David Clarkson on the Causes of False Assurance

Many will say to me in that day, Lord, Lord, have we not prophesied in thy name? and in thy name have cast out devils? and in thy name done many wonderful works? And then will I profess unto them, I never knew you: depart from me, ye that work iniquity (Matthew 7:22-23).

The Puritans are often viewed as some of the greatest thinkers that Christianity has ever produced. Many of their books are still in print, despite being quite old. This is because their writing contains a depth that few can match.

One example of this classic Puritan weightiness can be seen in The Conviction of Hypocrites by David Clarkson (1622–1686). This work deals with the sobering words of Jesus in Matthew 7:22-23. Clarkson rightly observes the following from the text: “Many think themselves sure of heaven, when it is sure they shall never come there.”

Not content with that observation alone, Clarkson probes further. He begins to examine this question: What would cause a person to be falsely assured of his or her salvation? What is the root of presumption? Clarkson goes on to explain four causes that could lead a person to such a conclusion.

Ignorance and Inadvertency

First, people simply do not know about spiritual things. Clarkson titles this section “Ignorance and Inadvertency.” He says, “There are many who know not, or at least consider not, what is necessary to bring a soul to heaven.” This would be the most obvious cause of false assurance.

In making his point, Clarkson lists spiritual things that many are ignorant of. He writes: “They consider not that there must be regeneration…that there must be a new creation…There must be a universal change in every part of the soul…There must be a holiness in the life…A renouncing of the world…Mortification…A taking up the cross.” Those who are right with God will know about such necessities. However, countless unbelievers are not familiar with these concepts and will be ignorant about what God requires for salvation, thus causing false assurance. Many who engage in this kind of thinking will incorrectly appeal to morality and works as a source of assurance, rather than faith in Christ.

Negligence and Slothfulness

“Ah,” one might say, “but what about those who are well-versed in Christian doctrine?” Clarkson answers that objection in his second point. Citing negligence and slothfulness as contributors to people’s condemnation, Clarkson writes: “If they know these things, yet will not take the pains to examine their state by them, they will not be at the trouble to compare their hearts with the rule. They will not spare a few hours seriously to inquire whether they come up to what the word requires. Alas, for the wretched carelessness of men as to their own souls, and their everlasting state!”

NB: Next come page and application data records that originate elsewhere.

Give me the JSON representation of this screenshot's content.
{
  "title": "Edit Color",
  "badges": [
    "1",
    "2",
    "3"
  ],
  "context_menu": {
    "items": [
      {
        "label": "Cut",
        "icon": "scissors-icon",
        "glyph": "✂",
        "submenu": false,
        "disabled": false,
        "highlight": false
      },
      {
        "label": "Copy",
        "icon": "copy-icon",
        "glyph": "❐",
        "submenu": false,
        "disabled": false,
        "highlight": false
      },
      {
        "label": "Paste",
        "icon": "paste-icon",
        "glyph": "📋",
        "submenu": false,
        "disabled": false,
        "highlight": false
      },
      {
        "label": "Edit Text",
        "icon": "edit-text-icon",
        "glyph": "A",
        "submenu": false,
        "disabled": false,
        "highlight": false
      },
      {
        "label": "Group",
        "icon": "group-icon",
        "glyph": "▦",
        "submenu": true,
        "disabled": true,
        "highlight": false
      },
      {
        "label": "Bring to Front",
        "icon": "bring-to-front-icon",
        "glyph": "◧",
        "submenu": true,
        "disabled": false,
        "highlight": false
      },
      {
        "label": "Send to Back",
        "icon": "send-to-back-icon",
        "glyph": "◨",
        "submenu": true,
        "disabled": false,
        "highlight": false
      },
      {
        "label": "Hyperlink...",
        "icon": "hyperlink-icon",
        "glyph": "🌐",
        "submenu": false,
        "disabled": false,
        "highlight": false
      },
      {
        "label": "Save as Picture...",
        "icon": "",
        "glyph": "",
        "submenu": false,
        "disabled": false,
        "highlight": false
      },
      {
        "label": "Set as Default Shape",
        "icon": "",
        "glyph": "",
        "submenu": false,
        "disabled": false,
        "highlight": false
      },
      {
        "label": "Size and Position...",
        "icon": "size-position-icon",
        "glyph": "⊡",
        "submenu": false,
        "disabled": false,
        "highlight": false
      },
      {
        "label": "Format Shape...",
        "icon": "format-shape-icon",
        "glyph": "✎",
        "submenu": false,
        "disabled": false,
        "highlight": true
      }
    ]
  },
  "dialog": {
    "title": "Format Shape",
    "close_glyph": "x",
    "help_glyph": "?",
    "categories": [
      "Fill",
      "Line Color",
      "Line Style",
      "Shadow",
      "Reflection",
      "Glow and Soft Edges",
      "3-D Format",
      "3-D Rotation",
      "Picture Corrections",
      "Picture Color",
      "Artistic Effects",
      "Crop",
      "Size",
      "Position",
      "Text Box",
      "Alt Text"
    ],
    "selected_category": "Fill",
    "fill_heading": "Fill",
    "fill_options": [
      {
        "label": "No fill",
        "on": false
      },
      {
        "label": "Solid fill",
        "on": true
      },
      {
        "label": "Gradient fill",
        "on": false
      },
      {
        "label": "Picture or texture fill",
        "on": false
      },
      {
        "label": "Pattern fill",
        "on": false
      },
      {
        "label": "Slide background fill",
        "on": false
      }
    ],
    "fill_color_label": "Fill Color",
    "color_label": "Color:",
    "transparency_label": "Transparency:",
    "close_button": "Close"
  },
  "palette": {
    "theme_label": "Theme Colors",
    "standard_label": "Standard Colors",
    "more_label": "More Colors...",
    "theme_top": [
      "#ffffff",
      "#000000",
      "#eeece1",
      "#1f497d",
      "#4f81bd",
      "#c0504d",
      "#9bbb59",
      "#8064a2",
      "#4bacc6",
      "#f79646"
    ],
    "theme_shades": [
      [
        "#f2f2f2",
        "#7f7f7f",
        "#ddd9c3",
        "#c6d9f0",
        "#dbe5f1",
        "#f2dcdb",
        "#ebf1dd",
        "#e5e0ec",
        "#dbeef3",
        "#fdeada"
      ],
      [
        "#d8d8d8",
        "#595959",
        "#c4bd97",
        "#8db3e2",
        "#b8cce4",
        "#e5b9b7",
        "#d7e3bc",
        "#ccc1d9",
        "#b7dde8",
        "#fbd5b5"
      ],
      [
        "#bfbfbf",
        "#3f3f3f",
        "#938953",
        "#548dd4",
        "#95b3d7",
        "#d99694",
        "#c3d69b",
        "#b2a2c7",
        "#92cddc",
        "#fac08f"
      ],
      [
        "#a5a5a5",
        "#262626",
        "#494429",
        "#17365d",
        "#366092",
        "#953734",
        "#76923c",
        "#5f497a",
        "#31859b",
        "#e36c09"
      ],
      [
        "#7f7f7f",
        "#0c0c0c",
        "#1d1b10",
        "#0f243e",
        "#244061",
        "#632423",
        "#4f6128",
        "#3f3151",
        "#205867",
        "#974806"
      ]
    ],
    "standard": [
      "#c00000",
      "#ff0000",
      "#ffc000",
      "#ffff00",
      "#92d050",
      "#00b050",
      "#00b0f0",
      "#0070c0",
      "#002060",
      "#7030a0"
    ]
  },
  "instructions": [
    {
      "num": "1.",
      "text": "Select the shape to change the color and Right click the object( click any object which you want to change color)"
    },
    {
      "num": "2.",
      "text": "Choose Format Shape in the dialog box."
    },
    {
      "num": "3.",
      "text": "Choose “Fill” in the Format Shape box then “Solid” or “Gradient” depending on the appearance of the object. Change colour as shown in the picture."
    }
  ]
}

He continues by saying that one who believes in spiritual matters (such as eternal damnation and everlasting life) but doesn’t take them seriously is a “madman.” Clarkson reasons: “thus they hang the whole weight of eternity upon a cobweb; and thus they pin the everlasting concernments of their souls upon a shadow, as though it would hang there safe enough, where it can have no hold at all. Would any do this but a madman?” Their negligence leads to their undoing.


Third, if someone does consider spiritual things, if they do begin to examine their souls, they will often fail to be objective. These kinds of people will think far too highly of themselves. “Self-love will not suffer them to deal impartially with their souls,” says Clarkson. This self-love deceives the hypocrite and causes him to flatter himself with only positive opinions.

Clarkson illustrates his point by saying: “A blind man cannot judge of colours; and self-love blinds them, they cannot judge of the complexions of soul, whether the features, the characters of heaven or hell be on it…Satan blinds one eye, and self-love closes the other…no wonder if when they think they shall be safe ashore in heaven, and their feet near the very banks of happiness, at that very moment they are falling into the ditch.” Truly, God must open their eyes and remove their blindness if they are to be saved.

Misapprehensions of God

If someone is able to overcome the first three obstacles and rightly judge himself to be a sinner, there is one final hurdle to be faced. Being able to see oneself as he is, he must now see God clearly. Clarkson says that many fall victim to “misapprehensions of God.” People will often mistakenly suppose that God is more merciful than He actually is. They think that God will neglect justice in order to issue forgiveness, which He will not.

Clarkson characterized such a thought process like this: “Though I allow myself in this or that sin, and fall into it now and then, why it is but a little one, and God is gracious, he is not so strict and rigid as some would make him.”

People will often assume what God is like based on what they want Him to be like, instead of how the Bible describes Him. Is the Bible false? Is God a liar? When Jesus said: “I am the way,” was He mistaken? We can confidently answer these questions with a “No.” Therefore, God will not make an exception for anyone (and make Himself a liar) in order to pardon an unbeliever. Faith in Jesus is our only way to heaven. There is no other way.

To debunk people’s false assurance is a very important evangelistic exercise. If people think themselves to be saved, how can they properly come to Christ unless they are made aware of their misplaced trust? Preachers would do well to consider this problem when assessing their congregation’s health. Furthermore, individuals must know Christ in order to avoid those dreadful words, “I never knew you: depart from me.”

– R.A. Miller runs the website Church History Database (ChurchHistoryDB.com).